The workplace is a diverse environment that brings together people with different personalities, skills, and backgrounds. Among the most common personality types found in the workplace are introverts and extroverts. While introverts are known for their quiet and reserved nature, extroverts are outgoing and thrive in social situations. Managing these two personality types can pose a challenge to leadership, but it’s essential to understand how to make the most of their strengths and weaknesses.
The Challenge of Managing Introverts and Extroverts
Managing introverts and extroverts can be challenging because they have different communication styles, work preferences, and social needs. Introverts tend to be more reflective and prefer to work independently, while extroverts are more vocal and enjoy working in teams. Introverts also tend to be more reserved in social situations, while extroverts thrive in social environments.
The challenge for leaders is to find a balance between these two personality types and create an environment that caters to both. Failure to do so can lead to misunderstandings, miscommunications, and conflict, which can negatively impact team morale and productivity.
How to Make the Most Leading Introverts and Extroverts
The key to managing introverts and extroverts is to understand their strengths and weaknesses and create an environment that caters to their needs. Here are some tips on how to make the most of these two personality types:
- Understand their Communication Styles
Introverts and extroverts have different communication styles, and understanding them is crucial to effective communication. Introverts tend to be more reserved and prefer to communicate through writing or email, while extroverts prefer face-to-face communication. Leaders should take this into account when communicating with their team members and provide different communication channels that cater to both personality types.
- Create a Balanced Work Environment
Introverts and extroverts have different work preferences, and creating a balanced work environment is essential to their productivity. Introverts prefer to work independently and require quiet spaces, while extroverts thrive in social environments and enjoy working in teams. Leaders should provide both options and create a flexible work environment that caters to both personality types.
- Encourage Collaboration
Collaboration is essential to team productivity, and introverts and extroverts can work together effectively if given the opportunity. Leaders should encourage collaboration and provide opportunities for team members to work together and share ideas. Introverts can contribute their ideas through writing or email, while extroverts can share their ideas in team meetings.
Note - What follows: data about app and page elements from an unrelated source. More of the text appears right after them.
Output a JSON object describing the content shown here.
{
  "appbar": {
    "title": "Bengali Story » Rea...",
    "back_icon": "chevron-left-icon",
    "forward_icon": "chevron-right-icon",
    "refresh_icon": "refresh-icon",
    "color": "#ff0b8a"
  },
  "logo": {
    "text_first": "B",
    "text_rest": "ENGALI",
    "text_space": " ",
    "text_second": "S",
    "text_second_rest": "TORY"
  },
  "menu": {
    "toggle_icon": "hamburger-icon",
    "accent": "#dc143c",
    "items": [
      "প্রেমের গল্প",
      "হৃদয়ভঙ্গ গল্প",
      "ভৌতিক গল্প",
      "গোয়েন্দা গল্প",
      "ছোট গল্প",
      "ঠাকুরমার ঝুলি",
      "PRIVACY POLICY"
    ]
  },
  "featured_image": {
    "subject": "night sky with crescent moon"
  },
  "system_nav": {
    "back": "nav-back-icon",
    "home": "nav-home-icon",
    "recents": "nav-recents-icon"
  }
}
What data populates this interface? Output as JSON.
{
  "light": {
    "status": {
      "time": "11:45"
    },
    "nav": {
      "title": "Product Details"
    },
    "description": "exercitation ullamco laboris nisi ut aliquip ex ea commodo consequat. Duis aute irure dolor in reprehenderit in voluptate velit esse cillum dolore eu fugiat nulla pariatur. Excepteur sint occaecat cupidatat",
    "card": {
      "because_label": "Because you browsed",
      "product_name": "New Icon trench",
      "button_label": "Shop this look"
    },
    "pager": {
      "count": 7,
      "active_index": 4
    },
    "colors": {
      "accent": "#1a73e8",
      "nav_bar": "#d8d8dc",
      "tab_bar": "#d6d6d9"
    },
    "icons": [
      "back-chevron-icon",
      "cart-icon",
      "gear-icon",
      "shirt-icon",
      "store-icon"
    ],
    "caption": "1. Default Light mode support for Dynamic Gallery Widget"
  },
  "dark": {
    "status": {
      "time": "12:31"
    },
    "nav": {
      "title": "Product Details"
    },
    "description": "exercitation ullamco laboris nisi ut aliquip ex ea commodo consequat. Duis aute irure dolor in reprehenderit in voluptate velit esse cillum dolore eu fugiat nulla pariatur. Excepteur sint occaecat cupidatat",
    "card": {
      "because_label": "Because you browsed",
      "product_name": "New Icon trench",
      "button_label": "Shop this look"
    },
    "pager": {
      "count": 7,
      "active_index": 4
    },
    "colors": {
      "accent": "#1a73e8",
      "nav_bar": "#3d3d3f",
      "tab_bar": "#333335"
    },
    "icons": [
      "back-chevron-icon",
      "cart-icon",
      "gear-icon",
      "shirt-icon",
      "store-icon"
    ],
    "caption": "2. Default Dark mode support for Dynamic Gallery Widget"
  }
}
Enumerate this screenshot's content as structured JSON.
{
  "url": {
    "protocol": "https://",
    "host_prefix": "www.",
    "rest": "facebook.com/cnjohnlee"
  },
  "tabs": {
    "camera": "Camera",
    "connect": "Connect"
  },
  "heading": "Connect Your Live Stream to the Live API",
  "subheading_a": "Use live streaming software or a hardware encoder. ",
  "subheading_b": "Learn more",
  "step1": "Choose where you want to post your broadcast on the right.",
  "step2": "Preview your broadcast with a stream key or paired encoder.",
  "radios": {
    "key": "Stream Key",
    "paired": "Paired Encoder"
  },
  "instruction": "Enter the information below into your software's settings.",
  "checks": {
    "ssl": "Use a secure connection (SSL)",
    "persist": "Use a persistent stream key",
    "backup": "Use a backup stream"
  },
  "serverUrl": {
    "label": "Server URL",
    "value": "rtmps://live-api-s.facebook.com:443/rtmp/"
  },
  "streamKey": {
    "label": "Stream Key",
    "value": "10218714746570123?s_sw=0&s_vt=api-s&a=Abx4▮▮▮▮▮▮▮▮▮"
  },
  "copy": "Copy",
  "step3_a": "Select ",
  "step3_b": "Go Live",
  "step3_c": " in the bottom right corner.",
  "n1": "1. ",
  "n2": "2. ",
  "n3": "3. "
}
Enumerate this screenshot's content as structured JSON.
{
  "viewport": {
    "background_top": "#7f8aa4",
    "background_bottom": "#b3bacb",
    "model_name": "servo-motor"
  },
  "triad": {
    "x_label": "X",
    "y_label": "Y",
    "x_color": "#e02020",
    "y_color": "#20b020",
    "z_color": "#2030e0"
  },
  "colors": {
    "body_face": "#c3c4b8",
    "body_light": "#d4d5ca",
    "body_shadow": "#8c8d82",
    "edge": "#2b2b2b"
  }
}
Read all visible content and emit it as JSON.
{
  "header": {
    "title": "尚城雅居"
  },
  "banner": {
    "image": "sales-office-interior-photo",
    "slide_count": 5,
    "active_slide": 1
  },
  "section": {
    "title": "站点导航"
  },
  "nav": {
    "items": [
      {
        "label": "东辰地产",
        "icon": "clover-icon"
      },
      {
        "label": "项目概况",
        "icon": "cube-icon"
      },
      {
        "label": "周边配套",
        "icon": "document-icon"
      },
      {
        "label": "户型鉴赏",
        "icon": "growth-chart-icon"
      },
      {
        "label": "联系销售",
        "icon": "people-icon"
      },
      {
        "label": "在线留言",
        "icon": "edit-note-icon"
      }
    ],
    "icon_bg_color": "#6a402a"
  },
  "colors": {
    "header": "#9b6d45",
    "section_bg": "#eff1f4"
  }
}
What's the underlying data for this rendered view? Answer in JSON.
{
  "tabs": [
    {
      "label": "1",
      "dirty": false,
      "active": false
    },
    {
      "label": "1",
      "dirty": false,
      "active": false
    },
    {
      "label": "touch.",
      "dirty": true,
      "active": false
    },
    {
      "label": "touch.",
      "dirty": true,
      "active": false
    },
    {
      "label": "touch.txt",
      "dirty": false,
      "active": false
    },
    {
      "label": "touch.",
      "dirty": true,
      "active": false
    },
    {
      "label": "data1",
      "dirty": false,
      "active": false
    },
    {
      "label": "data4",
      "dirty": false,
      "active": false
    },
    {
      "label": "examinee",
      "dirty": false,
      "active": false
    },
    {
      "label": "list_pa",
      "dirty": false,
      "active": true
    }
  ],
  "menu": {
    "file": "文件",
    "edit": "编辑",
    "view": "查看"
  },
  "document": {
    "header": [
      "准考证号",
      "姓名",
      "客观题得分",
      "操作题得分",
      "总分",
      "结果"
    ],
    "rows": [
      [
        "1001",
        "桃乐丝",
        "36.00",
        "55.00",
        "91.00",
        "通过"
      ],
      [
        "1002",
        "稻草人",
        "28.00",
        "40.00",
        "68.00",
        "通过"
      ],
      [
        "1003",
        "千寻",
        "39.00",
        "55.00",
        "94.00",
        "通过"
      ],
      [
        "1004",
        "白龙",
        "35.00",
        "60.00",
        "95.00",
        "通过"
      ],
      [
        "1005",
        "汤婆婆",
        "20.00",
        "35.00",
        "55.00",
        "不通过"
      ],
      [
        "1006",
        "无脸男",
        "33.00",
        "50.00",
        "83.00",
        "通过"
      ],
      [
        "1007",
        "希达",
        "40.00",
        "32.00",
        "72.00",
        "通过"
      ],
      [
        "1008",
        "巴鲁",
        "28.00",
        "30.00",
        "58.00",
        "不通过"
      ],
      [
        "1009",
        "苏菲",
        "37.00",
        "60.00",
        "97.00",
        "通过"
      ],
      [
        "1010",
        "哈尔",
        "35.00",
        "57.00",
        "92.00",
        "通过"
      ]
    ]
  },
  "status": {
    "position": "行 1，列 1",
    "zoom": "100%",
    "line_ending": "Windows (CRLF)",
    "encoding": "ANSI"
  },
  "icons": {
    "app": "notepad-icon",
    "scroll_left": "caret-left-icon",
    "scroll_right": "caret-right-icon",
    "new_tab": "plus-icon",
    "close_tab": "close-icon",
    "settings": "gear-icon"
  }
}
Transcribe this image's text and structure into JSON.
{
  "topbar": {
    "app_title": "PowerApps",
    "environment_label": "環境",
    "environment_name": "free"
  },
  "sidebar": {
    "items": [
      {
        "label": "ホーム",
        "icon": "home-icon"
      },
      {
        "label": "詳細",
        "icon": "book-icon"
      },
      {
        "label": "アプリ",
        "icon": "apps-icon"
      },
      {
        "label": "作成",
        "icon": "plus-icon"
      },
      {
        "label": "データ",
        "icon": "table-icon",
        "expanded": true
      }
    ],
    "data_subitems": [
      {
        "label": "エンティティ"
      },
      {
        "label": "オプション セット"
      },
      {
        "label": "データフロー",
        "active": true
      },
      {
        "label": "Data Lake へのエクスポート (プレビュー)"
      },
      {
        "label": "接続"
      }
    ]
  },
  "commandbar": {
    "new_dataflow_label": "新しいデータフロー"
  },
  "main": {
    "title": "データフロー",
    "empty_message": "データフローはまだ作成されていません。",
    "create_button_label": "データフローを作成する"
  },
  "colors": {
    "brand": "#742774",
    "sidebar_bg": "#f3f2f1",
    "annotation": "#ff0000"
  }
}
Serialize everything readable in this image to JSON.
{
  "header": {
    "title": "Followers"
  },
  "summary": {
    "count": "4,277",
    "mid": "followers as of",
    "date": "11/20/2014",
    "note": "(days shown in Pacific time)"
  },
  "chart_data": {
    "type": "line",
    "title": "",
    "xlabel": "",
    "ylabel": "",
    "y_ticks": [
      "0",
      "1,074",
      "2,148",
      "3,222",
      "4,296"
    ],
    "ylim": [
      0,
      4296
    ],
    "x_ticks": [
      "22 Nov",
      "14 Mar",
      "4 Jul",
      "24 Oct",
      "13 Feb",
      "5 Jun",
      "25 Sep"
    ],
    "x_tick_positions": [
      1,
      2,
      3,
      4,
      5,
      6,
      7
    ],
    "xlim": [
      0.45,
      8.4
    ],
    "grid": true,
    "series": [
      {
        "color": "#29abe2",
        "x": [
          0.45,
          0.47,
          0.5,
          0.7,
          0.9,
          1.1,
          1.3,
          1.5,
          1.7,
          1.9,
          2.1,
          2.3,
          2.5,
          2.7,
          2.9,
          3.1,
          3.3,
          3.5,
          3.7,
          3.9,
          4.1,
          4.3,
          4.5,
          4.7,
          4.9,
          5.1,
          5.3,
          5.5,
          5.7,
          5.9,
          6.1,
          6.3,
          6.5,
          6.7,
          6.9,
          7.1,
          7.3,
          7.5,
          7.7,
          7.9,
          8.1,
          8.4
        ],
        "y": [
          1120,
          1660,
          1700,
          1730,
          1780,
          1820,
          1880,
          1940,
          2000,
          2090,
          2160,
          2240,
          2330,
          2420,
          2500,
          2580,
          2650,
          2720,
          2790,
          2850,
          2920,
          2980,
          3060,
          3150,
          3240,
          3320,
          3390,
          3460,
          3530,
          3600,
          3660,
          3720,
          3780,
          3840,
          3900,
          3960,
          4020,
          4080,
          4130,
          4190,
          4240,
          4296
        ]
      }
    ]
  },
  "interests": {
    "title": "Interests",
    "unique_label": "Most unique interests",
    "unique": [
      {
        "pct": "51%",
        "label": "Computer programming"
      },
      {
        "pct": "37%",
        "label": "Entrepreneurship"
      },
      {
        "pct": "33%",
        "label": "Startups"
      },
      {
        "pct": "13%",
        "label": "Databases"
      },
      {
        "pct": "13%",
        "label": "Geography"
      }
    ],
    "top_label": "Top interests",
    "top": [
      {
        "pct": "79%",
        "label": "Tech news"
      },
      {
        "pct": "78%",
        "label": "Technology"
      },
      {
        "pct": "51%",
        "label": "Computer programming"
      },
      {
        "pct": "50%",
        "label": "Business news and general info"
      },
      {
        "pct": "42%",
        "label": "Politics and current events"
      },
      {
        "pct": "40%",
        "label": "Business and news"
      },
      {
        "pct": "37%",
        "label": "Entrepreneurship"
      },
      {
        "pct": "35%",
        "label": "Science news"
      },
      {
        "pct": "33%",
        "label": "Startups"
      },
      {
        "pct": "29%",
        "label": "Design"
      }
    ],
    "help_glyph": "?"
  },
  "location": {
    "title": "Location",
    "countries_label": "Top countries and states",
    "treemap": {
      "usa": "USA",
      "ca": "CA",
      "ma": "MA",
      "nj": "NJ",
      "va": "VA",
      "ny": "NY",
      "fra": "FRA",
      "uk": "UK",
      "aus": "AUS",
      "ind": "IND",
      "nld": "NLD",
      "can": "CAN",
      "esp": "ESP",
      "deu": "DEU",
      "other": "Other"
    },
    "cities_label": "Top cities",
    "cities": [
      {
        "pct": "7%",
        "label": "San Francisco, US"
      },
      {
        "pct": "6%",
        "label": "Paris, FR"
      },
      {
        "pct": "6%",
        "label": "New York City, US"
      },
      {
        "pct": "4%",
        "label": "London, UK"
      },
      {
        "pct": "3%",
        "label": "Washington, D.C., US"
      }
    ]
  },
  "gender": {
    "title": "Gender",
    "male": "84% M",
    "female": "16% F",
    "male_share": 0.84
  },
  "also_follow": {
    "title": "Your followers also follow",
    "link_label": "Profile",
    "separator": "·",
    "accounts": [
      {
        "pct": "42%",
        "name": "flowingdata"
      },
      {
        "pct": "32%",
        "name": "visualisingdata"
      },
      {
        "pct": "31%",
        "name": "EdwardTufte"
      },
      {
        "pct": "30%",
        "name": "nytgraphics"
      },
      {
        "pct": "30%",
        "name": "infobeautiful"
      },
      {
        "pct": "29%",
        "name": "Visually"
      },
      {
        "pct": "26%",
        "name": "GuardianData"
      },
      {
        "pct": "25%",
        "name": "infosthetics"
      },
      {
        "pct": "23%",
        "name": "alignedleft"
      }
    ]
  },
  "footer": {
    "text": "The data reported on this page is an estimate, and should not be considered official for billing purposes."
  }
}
- Recognize their Strengths
Introverts and extroverts have different strengths, and recognizing them is essential to their productivity. Introverts are excellent listeners, analytical thinkers, and problem solvers, while extroverts are great communicators, networkers, and leaders. Leaders should recognize these strengths and assign tasks that cater to their strengths.
- Respect their Differences
Respecting the differences between introverts and extroverts is crucial to effective management. Introverts may need more time to process information and prefer to work independently, while extroverts may need more social interaction and prefer to work in teams. Leaders should respect these differences and create an environment that caters to their needs.
Understanding Introverts and Extroverts in the Workplace
Managing introverts and extroverts can pose a challenge to leadership, but it’s essential to understand how to make the most of their strengths and weaknesses. Leaders should create a balanced work environment that caters to both personality types, encourage collaboration, recognize their strengths, and respect their differences. By doing so, leaders can create a productive and harmonious work environment that benefits everyone.
According to Susan Cain, author of Quiet: The Power of Introverts in a World that Can’t Stop Talking, discussing personality types and human dynamics is becoming more socially acceptable in corporate culture. Cain believes that introversion and extroversion are fundamental aspects of a person’s identity, affecting how they work, live, and interact. However, understanding and managing team diversity can be challenging. Francesca Gino, a professor at Harvard Business School, recommends approaching the issue with a mindset of understanding and curiosity. By creating an environment that maximizes each colleague’s strengths and temperaments, managers can ensure that everyone’s needs are met.
The Importance of Recognizing and Managing Personality Types on Your Team
As a leader, it’s important to recognize and manage the different personalities on your team. Balancing social spaces with private ones is essential to accommodating both introverts and extroverts. Sending the meeting agenda in advance and occasionally asking for written feedback can give introverts the time and courage to share their thoughts. Allowing people to work the way they want to is also crucial. Extroverts should feel comfortable taking time to socialize, while introverts should have the license to work remotely or take breaks from the team. It’s important not to assume you already know everything about introversion and extroversion.
Make an effort to learn about how personality impacts work preferences and styles. Overloading your team with meetings should be avoided, and colleagues should be given ample uninterrupted work time during the day. Finally, don’t let a certain dominant personality do all the talking. Encourage that person to reflect and listen, which will create a more balanced and productive team environment.